■ **Exercise prompt**:
Key in the whole listing below again, keeping every word as it is.
── Records provided
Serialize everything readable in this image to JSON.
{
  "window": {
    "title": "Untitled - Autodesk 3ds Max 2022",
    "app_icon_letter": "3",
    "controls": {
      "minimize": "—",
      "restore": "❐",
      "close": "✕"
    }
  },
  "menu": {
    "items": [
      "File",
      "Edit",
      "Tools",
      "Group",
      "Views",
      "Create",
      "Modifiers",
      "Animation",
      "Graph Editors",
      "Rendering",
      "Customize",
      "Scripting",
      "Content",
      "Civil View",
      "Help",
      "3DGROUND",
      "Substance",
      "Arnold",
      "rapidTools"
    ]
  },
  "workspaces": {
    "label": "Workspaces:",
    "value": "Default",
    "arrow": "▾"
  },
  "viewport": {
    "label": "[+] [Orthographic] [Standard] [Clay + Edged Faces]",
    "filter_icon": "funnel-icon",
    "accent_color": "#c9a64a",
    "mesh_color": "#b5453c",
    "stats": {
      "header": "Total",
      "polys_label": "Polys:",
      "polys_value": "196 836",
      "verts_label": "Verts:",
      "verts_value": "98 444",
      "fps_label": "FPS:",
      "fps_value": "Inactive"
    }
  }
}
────
■ **Solution below**:
Serialize everything readable in this image to JSON.
{
  "window": {
    "title": "Untitled - Autodesk 3ds Max 2022",
    "app_icon_letter": "3",
    "controls": {
      "minimize": "—",
      "restore": "❐",
      "close": "✕"
    }
  },
  "menu": {
    "items": [
      "File",
      "Edit",
      "Tools",
      "Group",
      "Views",
      "Create",
      "Modifiers",
      "Animation",
      "Graph Editors",
      "Rendering",
      "Customize",
      "Scripting",
      "Content",
      "Civil View",
      "Help",
      "3DGROUND",
      "Substance",
      "Arnold",
      "rapidTools"
    ]
  },
  "workspaces": {
    "label": "Workspaces:",
    "value": "Default",
    "arrow": "▾"
  },
  "viewport": {
    "label": "[+] [Orthographic] [Standard] [Clay + Edged Faces]",
    "filter_icon": "funnel-icon",
    "accent_color": "#c9a64a",
    "mesh_color": "#b5453c",
    "stats": {
      "header": "Total",
      "polys_label": "Polys:",
      "polys_value": "196 836",
      "verts_label": "Verts:",
      "verts_value": "98 444",
      "fps_label": "FPS:",
      "fps_value": "Inactive"
    }
  }
}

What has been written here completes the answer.